‘Who is this from, then?’ asked the Resident IT Consultant, holding out the envelope that clearly contained a Christmas card. The first this year.
And I did recognise the handwriting, so told him. Also pointed out that in this case he could have opened it and showed me the front of the Christmas card, and I could still have told him who sent it.
This is a lady who has sent us cards for 30 years, and it is always a lovely snow scene in the middle of a traditional English village, near the church, with a group of choristers singing away in full view of the village Christmas tree.
You get new versions of this in the shops all the time; they look the same while being slightly different. And I have to say, it’s good when someone knows their own mind, and these cards are always appreciated, because they sort of embody Christmas in a rather charming way. It’s become a tradition.

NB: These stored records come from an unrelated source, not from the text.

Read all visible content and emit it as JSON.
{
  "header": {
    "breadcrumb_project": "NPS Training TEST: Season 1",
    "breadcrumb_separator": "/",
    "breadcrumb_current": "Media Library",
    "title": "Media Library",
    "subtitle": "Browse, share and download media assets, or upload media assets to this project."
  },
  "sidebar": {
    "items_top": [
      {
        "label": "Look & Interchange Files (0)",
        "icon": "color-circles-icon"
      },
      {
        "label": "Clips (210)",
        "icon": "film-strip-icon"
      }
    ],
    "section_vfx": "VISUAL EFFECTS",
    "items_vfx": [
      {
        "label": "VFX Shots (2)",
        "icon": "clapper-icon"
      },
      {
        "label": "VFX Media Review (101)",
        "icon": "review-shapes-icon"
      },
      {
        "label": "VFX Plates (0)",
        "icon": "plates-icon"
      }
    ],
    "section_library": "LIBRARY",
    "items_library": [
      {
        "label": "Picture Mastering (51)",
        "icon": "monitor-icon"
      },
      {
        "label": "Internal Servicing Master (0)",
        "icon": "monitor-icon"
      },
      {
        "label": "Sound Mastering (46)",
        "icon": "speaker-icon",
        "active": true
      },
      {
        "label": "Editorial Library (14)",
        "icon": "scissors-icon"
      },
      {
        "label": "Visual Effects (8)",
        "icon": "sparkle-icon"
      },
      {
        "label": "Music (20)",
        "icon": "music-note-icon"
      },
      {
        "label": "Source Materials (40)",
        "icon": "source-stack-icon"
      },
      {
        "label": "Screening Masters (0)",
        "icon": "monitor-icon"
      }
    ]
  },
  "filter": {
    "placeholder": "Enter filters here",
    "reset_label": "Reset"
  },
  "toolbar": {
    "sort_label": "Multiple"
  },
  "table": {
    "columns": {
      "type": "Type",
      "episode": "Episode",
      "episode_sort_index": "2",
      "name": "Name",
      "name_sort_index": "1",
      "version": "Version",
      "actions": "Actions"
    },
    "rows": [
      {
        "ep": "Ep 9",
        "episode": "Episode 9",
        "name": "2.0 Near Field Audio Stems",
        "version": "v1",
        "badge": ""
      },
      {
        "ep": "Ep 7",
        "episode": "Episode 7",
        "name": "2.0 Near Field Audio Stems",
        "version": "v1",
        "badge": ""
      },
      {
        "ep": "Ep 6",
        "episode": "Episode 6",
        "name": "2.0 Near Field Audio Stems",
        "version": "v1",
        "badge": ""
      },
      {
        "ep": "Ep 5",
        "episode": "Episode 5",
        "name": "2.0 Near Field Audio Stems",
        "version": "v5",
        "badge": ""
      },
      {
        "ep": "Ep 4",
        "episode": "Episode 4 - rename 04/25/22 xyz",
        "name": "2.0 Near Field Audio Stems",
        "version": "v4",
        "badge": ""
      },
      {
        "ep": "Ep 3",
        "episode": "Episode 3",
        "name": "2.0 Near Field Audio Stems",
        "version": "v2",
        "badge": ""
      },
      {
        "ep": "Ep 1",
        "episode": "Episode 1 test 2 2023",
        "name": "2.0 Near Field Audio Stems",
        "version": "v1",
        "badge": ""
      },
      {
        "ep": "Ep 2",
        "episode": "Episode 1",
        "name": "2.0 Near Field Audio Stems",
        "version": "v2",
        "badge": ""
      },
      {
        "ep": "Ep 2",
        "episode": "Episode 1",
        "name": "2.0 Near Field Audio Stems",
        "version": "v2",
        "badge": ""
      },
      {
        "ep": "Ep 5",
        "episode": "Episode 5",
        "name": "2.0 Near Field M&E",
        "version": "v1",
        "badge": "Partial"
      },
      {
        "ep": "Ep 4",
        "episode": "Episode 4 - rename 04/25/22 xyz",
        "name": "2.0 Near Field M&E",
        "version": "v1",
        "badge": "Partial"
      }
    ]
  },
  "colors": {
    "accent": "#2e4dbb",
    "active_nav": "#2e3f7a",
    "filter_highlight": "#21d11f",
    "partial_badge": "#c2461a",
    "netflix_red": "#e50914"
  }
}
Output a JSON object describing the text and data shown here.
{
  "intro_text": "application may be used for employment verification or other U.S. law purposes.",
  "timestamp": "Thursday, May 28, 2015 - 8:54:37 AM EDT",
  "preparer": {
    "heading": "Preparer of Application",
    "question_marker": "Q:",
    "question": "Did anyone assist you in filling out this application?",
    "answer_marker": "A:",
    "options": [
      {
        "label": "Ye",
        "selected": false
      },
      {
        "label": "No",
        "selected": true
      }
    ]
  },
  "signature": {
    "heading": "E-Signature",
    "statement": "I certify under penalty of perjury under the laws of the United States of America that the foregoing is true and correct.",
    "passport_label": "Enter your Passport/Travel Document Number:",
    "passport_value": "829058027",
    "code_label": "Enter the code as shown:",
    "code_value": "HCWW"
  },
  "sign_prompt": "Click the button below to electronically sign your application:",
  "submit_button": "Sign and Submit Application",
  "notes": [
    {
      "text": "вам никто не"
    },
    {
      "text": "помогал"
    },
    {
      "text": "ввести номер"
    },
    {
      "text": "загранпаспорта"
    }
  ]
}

I say always, but I lie. One year it was a steam train pulling into a snow-covered old-style railway station. It was lovely, in a different way.
I believe she had been unwell, and her [now late] husband was allowed to do the Christmas cards.
The following year the choristers were back.